Greg Abbott, Texas attorney general and a Republican gubernatorial candidate, is all but assured to become the Lonestar State's next governor in November. In the meantime, he's spending his time defending the state's ban on gay marriage — with two completely contradictory justifications.
In a brief Abbott filed Friday with the Fifth Circuit Court of Appeals, he argues that Texas' same-sex marriage ban would help to decrease unplanned out-of-wedlock births while simultaneously ensuring "the survival of the human race." He urged the court to consider his argument under the "rational basis" standard, which states that the government has a reasonable interest in enacting the law.
In fact, Abbott thinks the "societal benefits" that opposite-sex marriages provide to the state are substantial enough that it is "rational for the State to subsidize" them, MSNBC reported.
That societal benefit? Babies.
What the brief fails to provide, however, is any evidence that opposite-sex marriages result in more children overall, or that there's a correlation between gay marriage bans and a decrease in unplanned pregnancies. Abbott's argument ignores the possibility of heterosexual couples who opt not to have children or who are unable.
Basically, Abbott thinks that disallowing same-sex marriage will encourage people to have more children when they're married and fewer children when they're not. Hmm.

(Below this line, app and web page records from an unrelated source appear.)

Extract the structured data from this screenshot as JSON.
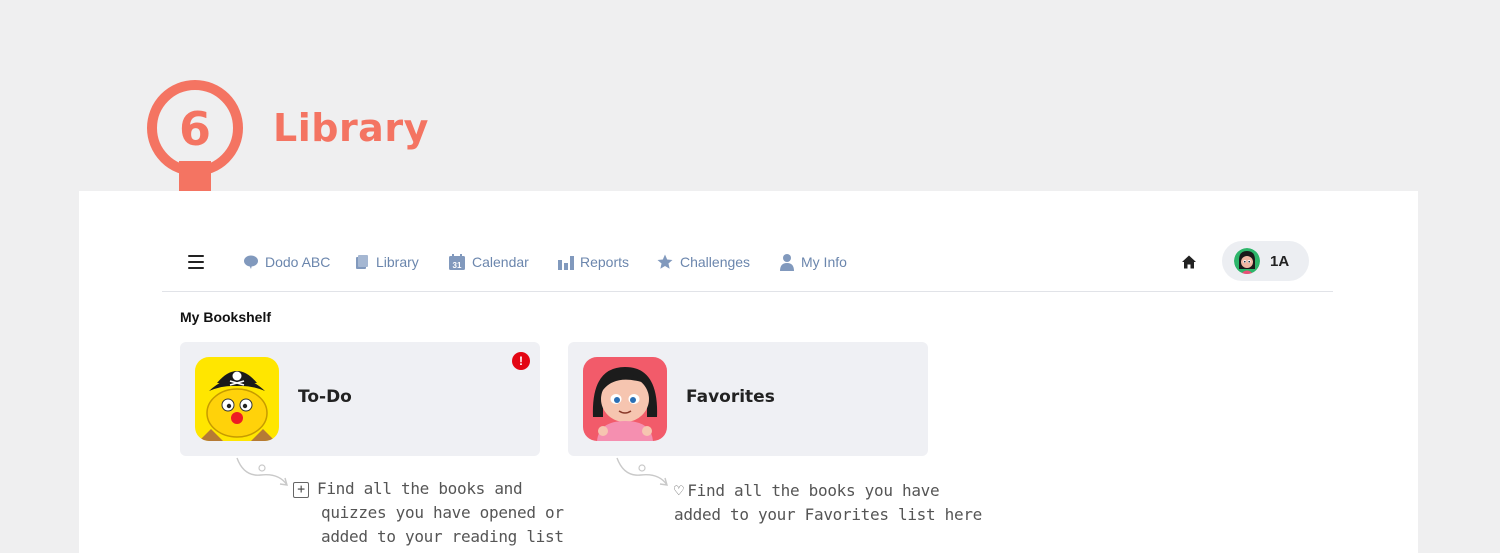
{
  "step": {
    "number": "6",
    "title": "Library",
    "color": "#f47462"
  },
  "nav": {
    "items": [
      {
        "label": "Dodo ABC",
        "icon": "speech-bubble-icon"
      },
      {
        "label": "Library",
        "icon": "book-icon"
      },
      {
        "label": "Calendar",
        "icon": "calendar-icon",
        "icon_text": "31"
      },
      {
        "label": "Reports",
        "icon": "bar-chart-icon"
      },
      {
        "label": "Challenges",
        "icon": "star-icon"
      },
      {
        "label": "My Info",
        "icon": "person-icon"
      }
    ],
    "user": {
      "name": "1A"
    }
  },
  "bookshelf": {
    "title": "My Bookshelf",
    "cards": [
      {
        "label": "To-Do",
        "alert": "!"
      },
      {
        "label": "Favorites"
      }
    ]
  },
  "notes": {
    "todo": {
      "icon_text": "+",
      "lines": [
        "Find all the books and",
        "quizzes you have opened or",
        "added to your reading list"
      ]
    },
    "favorites": {
      "icon_text": "♡",
      "lines": [
        "Find all the books you have",
        "added to your Favorites list here"
      ]
    }
  },
  "colors": {
    "nav_text": "#6b86ad",
    "accent": "#f47462",
    "alert": "#e30613"
  }
}
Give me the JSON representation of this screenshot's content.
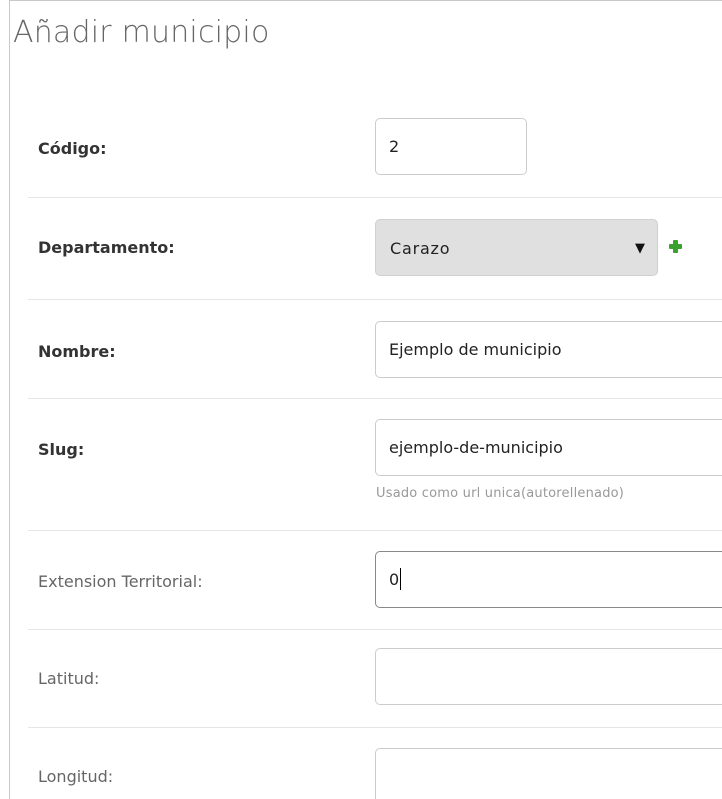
{
  "page": {
    "title": "Añadir municipio"
  },
  "fields": {
    "codigo": {
      "label": "Código:",
      "value": "2"
    },
    "departamento": {
      "label": "Departamento:",
      "selected": "Carazo",
      "caret": "▼"
    },
    "nombre": {
      "label": "Nombre:",
      "value": "Ejemplo de municipio"
    },
    "slug": {
      "label": "Slug:",
      "value": "ejemplo-de-municipio",
      "help": "Usado como url unica(autorellenado)"
    },
    "extension": {
      "label": "Extension Territorial:",
      "value": "0"
    },
    "latitud": {
      "label": "Latitud:",
      "value": ""
    },
    "longitud": {
      "label": "Longitud:",
      "value": ""
    }
  },
  "icons": {
    "add": "plus-icon",
    "spinner": "number-spinner-icon"
  },
  "colors": {
    "add_icon": "#3aa02e",
    "select_bg": "#e0e0e0",
    "title": "#666666",
    "help_text": "#999999"
  }
}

Statistics directly contradict Abbott's assertion that the state's marriage ban is "channeling procreative intercourse into marriage," according to MSNBC. Data from the Center for Disease Control found the rate of births out of wedlock in Texas was 2 percentage points higher than the national average in 2012.
Maybe if Abbott looked further than babies, he'd notice the societal benefits that same-sex marriage can spur, which are, in fact, mentioned in his court filing. Salon reports that Abbott conceded "marriage equality could increase household wealth and provide a stable environment for the children of same-sex couples."
With the legalization of same-sex marriage in 16 states in the past week alone, it's unlikely Abbott's argument will gain much traction – especially if he's arguing on the "rational basis" standard.